I spent some time recently with a bunch of community development folks at a gathering to talk about reimagining Detroit. The focus was to come up with ideas for creating a new Detroit that was more appropriately appointed for its current population, given the fact that we have been bleeding residents for decades. We are down from well over 2 million people to about 800,000.
I have long held the view that we should close off parts of the city and allow them to return to a forest-like state. Not necessarily parks, because parks have to be maintained. I'm talking about moving residents out of, say neighborhoods off Gratiot on the east side, shutting down power and water, razing the homes and letting grass, trees and even weeds to take over -- complete wilderness, in our urban midst.
The forum was put together by Community Development Advocates of Detroit, and I appreciated the opportunity to participate, on behalf of the MorningSide Neighborhood Organization, because it gave me a chance to kick around ideas with a group of development professionals who are on a similar wave length.
Imagine a Detroit that is no longer overburdened with caring for an infrastructure designed for a population nearly three times its current size. It would be a city with forestland where blocks occupied by one or two houses once stood -- decaying.
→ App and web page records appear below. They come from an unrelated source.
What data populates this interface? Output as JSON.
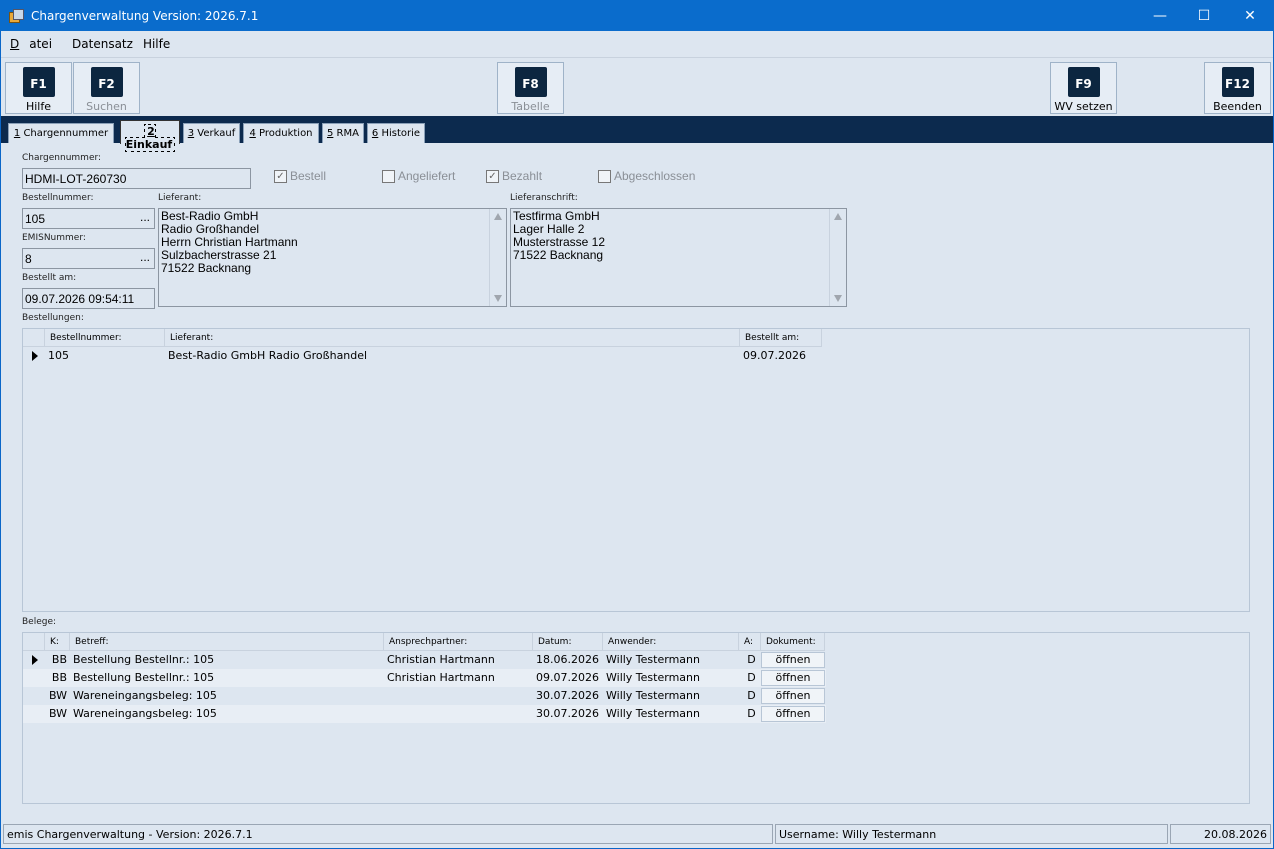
{
  "window": {
    "title": "Chargenverwaltung Version: 2026.7.1",
    "minimize": "—",
    "maximize": "☐",
    "close": "✕"
  },
  "menu": [
    {
      "label": "Datei",
      "accel": "D",
      "rest": "atei"
    },
    {
      "label": "Datensatz",
      "accel": "",
      "rest": "Datensatz"
    },
    {
      "label": "Hilfe",
      "accel": "",
      "rest": "Hilfe"
    }
  ],
  "toolbar": {
    "f1": {
      "key": "F1",
      "label": "Hilfe"
    },
    "f2": {
      "key": "F2",
      "label": "Suchen"
    },
    "f8": {
      "key": "F8",
      "label": "Tabelle"
    },
    "f9": {
      "key": "F9",
      "label": "WV setzen"
    },
    "f12": {
      "key": "F12",
      "label": "Beenden"
    }
  },
  "tabs": [
    {
      "num": "1",
      "label": " Chargennummer"
    },
    {
      "num": "2",
      "label": " Einkauf"
    },
    {
      "num": "3",
      "label": " Verkauf"
    },
    {
      "num": "4",
      "label": " Produktion"
    },
    {
      "num": "5",
      "label": " RMA"
    },
    {
      "num": "6",
      "label": " Historie"
    }
  ],
  "form": {
    "chargennummer_label": "Chargennummer:",
    "chargennummer": "HDMI-LOT-260730",
    "checks": {
      "bestell": {
        "label": "Bestell",
        "checked": "✓"
      },
      "angeliefert": {
        "label": "Angeliefert",
        "checked": ""
      },
      "bezahlt": {
        "label": "Bezahlt",
        "checked": "✓"
      },
      "abgeschlossen": {
        "label": "Abgeschlossen",
        "checked": ""
      }
    },
    "bestellnummer_label": "Bestellnummer:",
    "bestellnummer": "105",
    "emis_label": "EMISNummer:",
    "emis": "8",
    "bestellt_label": "Bestellt am:",
    "bestellt_am": "09.07.2026 09:54:11",
    "ellipsis": "...",
    "lieferant_label": "Lieferant:",
    "lieferant_lines": [
      "Best-Radio GmbH",
      "Radio Großhandel",
      "Herrn Christian Hartmann",
      "Sulzbacherstrasse 21",
      "71522 Backnang"
    ],
    "lieferanschrift_label": "Lieferanschrift:",
    "lieferanschrift_lines": [
      "Testfirma GmbH",
      "Lager Halle 2",
      "Musterstrasse 12",
      "71522 Backnang"
    ]
  },
  "bestellungen": {
    "label": "Bestellungen:",
    "headers": [
      "Bestellnummer:",
      "Lieferant:",
      "Bestellt am:"
    ],
    "rows": [
      {
        "nr": "105",
        "lieferant": "Best-Radio GmbH Radio Großhandel",
        "datum": "09.07.2026"
      }
    ]
  },
  "belege": {
    "label": "Belege:",
    "headers": [
      "K:",
      "Betreff:",
      "Ansprechpartner:",
      "Datum:",
      "Anwender:",
      "A:",
      "Dokument:"
    ],
    "rows": [
      {
        "k": "BB",
        "betreff": "Bestellung Bestellnr.: 105",
        "partner": "Christian Hartmann",
        "datum": "18.06.2026",
        "anwender": "Willy Testermann",
        "a": "D",
        "doc": "öffnen"
      },
      {
        "k": "BB",
        "betreff": "Bestellung Bestellnr.: 105",
        "partner": "Christian Hartmann",
        "datum": "09.07.2026",
        "anwender": "Willy Testermann",
        "a": "D",
        "doc": "öffnen"
      },
      {
        "k": "BW",
        "betreff": "Wareneingangsbeleg: 105",
        "partner": "",
        "datum": "30.07.2026",
        "anwender": "Willy Testermann",
        "a": "D",
        "doc": "öffnen"
      },
      {
        "k": "BW",
        "betreff": "Wareneingangsbeleg: 105",
        "partner": "",
        "datum": "30.07.2026",
        "anwender": "Willy Testermann",
        "a": "D",
        "doc": "öffnen"
      }
    ]
  },
  "statusbar": {
    "app": "emis Chargenverwaltung - Version: 2026.7.1",
    "user": "Username: Willy Testermann",
    "date": "20.08.2026"
  }
}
That Detroit would be much easier to manage, to protect and to serve. Of course some people would have to be dragged from their homes, kicking and screaming, but if progress were easy, we would have had it already.
The prospect, in my mind, isn't that far-fetched or over dramatic. I had a conversation not too long ago with a colleague about the topic, and she suggested we don't really even need two sides! Now getting rid of either the east side or west side is dramatic (and who chooses anyway?), but razing and foresting (I made that word up) parts of say Brightmoor or the Osborn area by comparison is a relatively sound strategy.
Organizers of the event are planning additional sessions with the goal of crafting a usable plan. I'll keep you all posted. Until then, imagine the possibilities.
No more sending children down blocks of vacant homes. Just tell them to stay away from the woods. No more police patrols of nearly vacant neighborhoods. Just let the forest ranger take care of it. Instead, we could allocate resources to the well-populated areas where residents who need services could finally get them.